U.S. Marine Who Later Would Connect The World

(Editor’s Note:  FedEx At 50 is the cover feature in MAIL Magazine May/June edition (see pages 13-22). The following article appears on page 3. To download the issue, click here.)

From MAIL Magazine May/June 2023:  In 1965, U.S. Marines stormed the beaches of Da Nang in central Vietnam, marking the entry of American combat troops in the Vietnam War. Three years later, Lieutenant Frederick Smith led his men on an assault on nearby Goi Noi Island, earning the Silver Star for fearlessly rescuing wounded soldiers while directing a rout of North Vietnamese forces.


Smith served two combat tours in Vietnam and also received the Bronze Star and two Purple Hearts. But the United States ultimately withdrew from Vietnam and the Communists took control of the country in 1975.

Today, his company connects Vietnam with 219 other nations in the world.

FedEx vans speed by the very places Smith and thousands of other American soldiers marched, fought, and died. Da Nang is one of 13 FedEx World Service Centers in Vietnam.

Fifty Years Ago, FedEx Begins Service

Born in Mississippi in 1944, Smith suffered a bone disease as a young boy which he later overcame. Before going to Vietnam, he attended Yale University where he first detailed his hub-and-spoke concept for express delivery service in a term paper.


Back from the war, he put his idea into motion. On June 18, 1971, Federal Express was born with funds from Smith’s inheritance and venture capital money. In 1973 FedEx began operations with service in 25 cities, but quickly grew in the ensuing years to cover the United States and, eventually, the rest of the world.

On its 20th anniversary in 1993, FedEx grossed over $5 billion and its 93,000 employees delivered more than 1.7 million documents and packages every day.

Now, on its 50th anniversary, FedEx grosses over $80 billion and its 530,000 employees deliver an average 15 million shipments per day, from 5,000 facilities worldwide.

Courage To Pursue His Dream

The courage Fred Smith showed on the battlefield would be seen again and again in the corporate world as he brought his vision to life. He had to sell the idea, raise funds, build the distribution network, and overcome restrictive laws, all the while fighting larger competitors. Not every idea he implemented was successful, but his resilience at pushing forward and not giving up meant ultimate success, just like on Goi Noi Island.


It was the models he learned in the Marines that would underline FedEx corporate culture. Instead of motivating men to fight, he motivated men and women to serve the customer. He went the next step and guaranteed overnight, time-definite service — confident his well managed, dedicated, and focused team would perform.

Perform they did and, fifty years later, still do.

That Marine thinking even flows into the company cafeteria. “And although I’m chairman of the corporation, I can’t get myself to cut into the line in the company cafeteria. Somewhere, a voice reminds me that a good officer lets his troops eat first,” Smith once wrote.

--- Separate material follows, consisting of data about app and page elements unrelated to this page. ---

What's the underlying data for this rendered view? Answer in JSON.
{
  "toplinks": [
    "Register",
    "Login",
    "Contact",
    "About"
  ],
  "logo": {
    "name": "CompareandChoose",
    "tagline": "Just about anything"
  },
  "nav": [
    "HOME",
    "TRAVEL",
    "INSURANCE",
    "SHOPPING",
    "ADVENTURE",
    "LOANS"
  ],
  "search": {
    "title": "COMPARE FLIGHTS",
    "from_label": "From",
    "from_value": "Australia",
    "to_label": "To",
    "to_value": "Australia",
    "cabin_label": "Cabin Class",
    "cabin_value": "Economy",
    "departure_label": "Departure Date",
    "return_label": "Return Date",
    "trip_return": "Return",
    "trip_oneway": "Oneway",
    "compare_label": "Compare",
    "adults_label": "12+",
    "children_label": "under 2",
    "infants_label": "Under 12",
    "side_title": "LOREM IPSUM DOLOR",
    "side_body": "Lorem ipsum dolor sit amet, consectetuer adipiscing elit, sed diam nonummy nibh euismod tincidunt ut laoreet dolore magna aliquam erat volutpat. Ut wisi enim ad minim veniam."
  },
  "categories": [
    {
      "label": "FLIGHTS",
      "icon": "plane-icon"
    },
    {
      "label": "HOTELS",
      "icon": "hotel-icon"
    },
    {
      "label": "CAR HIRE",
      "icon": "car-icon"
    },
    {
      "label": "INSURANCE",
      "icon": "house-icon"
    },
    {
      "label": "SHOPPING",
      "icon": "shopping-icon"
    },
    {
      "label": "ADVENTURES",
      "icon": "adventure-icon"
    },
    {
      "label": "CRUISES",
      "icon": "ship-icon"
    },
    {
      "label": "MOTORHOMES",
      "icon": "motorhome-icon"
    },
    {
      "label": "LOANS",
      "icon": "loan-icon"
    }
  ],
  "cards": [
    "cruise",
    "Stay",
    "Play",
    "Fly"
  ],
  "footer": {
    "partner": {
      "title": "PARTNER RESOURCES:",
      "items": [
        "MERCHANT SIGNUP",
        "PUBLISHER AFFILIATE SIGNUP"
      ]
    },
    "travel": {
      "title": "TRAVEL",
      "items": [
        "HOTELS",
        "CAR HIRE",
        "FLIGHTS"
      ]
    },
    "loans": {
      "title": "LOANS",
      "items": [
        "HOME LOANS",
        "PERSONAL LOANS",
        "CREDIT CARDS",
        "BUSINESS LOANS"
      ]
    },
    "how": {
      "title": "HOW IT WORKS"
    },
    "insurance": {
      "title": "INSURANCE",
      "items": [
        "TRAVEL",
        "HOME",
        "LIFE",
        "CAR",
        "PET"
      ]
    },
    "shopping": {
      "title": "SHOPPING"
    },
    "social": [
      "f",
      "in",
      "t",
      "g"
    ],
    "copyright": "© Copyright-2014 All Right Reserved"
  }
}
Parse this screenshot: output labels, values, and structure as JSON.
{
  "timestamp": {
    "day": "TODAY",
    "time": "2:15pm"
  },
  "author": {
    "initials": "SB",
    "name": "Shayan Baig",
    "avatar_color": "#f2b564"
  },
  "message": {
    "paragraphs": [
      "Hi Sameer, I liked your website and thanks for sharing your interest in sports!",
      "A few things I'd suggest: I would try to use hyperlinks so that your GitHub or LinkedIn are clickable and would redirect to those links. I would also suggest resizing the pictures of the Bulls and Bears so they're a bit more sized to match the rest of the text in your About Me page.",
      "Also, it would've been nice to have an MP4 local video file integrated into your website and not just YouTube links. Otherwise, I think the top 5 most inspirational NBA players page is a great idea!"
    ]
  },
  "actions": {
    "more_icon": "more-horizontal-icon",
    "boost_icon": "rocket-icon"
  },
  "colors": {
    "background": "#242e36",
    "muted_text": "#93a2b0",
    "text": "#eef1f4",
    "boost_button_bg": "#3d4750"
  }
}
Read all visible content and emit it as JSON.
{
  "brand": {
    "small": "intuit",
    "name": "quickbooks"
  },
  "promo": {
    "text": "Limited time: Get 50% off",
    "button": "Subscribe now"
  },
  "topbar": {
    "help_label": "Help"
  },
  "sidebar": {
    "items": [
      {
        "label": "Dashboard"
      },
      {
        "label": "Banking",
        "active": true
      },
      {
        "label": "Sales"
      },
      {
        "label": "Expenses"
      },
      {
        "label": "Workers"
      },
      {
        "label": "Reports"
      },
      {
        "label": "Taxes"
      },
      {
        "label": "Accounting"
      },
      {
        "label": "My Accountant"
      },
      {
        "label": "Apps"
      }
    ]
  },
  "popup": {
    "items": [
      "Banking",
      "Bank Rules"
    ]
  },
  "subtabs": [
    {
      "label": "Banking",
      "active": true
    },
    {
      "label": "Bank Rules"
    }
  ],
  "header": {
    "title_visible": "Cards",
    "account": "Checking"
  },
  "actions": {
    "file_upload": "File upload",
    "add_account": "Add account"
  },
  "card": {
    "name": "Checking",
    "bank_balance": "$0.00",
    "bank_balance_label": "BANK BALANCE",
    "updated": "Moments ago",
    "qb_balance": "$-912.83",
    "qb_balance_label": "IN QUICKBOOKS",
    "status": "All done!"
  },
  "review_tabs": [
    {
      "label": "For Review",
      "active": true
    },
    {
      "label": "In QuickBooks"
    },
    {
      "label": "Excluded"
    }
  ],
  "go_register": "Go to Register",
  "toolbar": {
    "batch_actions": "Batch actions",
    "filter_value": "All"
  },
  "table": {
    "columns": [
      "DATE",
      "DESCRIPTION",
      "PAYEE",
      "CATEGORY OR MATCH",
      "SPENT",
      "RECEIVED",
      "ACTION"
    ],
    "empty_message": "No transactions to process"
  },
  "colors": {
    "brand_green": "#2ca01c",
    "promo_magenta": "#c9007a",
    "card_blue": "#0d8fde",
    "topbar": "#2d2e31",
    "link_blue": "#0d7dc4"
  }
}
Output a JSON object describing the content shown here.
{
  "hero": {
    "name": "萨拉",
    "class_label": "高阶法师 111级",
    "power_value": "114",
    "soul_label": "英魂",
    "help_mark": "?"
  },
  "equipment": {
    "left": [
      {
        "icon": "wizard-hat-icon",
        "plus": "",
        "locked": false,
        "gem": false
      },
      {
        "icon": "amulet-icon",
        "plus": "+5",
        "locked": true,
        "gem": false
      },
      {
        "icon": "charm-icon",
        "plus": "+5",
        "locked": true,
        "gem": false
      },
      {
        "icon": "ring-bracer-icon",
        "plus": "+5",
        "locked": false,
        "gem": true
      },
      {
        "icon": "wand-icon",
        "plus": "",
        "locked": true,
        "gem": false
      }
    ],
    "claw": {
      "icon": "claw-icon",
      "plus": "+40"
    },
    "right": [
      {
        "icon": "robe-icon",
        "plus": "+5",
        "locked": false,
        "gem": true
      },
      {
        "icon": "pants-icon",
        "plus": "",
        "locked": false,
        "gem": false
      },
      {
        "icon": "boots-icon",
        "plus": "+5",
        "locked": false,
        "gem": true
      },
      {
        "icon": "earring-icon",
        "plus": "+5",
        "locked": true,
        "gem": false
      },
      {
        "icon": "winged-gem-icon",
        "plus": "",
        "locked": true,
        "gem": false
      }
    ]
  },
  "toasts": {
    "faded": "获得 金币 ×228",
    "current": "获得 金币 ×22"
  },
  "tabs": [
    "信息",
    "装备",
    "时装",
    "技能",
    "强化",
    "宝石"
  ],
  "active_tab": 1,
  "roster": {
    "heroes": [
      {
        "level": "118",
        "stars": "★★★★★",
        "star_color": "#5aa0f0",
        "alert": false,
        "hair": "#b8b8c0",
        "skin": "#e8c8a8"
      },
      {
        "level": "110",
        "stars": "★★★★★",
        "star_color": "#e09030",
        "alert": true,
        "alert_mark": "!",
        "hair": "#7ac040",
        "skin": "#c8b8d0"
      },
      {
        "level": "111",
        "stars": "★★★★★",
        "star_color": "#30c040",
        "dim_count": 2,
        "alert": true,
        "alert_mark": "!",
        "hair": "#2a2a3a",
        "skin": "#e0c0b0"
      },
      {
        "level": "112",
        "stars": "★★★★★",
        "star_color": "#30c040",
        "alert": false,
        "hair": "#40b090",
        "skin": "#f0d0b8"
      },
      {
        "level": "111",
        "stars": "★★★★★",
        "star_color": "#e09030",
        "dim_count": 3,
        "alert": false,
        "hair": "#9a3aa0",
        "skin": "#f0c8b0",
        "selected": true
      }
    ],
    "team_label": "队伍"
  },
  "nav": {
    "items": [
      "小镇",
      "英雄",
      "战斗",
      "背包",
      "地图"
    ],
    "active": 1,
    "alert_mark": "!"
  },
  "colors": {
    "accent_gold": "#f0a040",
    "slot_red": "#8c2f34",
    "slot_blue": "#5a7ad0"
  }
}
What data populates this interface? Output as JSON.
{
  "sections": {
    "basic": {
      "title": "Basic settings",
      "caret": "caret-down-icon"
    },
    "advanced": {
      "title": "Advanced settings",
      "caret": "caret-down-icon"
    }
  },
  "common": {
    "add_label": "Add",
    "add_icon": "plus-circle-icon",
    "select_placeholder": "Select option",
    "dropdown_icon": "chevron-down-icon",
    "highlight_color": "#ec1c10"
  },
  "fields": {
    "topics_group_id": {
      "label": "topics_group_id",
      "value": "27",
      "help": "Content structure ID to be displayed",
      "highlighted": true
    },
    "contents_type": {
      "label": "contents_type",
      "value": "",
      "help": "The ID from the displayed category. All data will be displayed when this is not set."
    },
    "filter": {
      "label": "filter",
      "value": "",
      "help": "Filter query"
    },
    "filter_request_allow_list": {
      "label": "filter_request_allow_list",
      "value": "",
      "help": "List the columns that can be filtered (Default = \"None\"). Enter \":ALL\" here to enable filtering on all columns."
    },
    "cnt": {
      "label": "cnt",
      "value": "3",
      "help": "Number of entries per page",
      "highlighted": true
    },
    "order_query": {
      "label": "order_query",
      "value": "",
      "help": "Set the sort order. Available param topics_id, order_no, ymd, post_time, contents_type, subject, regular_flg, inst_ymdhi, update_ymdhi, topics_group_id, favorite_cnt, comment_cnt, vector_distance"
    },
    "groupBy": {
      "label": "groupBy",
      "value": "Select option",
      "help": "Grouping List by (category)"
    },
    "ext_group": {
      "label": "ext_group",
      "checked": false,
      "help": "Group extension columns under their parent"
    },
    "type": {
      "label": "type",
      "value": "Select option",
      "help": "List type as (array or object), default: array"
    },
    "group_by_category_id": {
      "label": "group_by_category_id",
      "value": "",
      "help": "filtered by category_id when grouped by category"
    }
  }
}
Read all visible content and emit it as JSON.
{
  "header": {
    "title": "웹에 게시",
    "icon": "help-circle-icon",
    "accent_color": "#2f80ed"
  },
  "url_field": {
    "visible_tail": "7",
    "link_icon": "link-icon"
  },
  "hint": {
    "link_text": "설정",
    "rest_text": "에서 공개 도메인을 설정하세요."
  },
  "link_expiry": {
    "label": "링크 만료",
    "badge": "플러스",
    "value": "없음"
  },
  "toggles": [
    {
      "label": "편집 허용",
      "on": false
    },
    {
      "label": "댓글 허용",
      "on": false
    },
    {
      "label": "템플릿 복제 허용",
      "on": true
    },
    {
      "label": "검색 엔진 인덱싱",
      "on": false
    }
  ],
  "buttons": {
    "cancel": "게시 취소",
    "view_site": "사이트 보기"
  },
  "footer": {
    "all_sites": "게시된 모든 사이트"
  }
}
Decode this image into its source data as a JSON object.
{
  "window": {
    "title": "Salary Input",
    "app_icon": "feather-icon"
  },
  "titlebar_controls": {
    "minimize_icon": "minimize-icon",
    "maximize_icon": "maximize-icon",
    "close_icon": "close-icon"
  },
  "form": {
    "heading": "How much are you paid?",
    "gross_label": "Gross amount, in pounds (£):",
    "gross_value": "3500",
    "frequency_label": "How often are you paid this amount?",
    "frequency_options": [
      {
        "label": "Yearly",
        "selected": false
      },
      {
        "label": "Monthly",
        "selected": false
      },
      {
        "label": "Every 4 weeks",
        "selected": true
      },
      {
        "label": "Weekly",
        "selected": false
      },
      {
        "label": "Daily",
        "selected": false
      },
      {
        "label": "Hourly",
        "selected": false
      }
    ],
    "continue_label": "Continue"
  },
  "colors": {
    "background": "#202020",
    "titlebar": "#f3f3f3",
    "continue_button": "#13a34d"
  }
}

The next time you send or receive a FedEx or see a FedEx truck, take a moment to appreciate the herculean accomplishments of Frederick Smith and the company he founded — connecting the world in communication and commerce.

More FedEx articles on pages 13-22.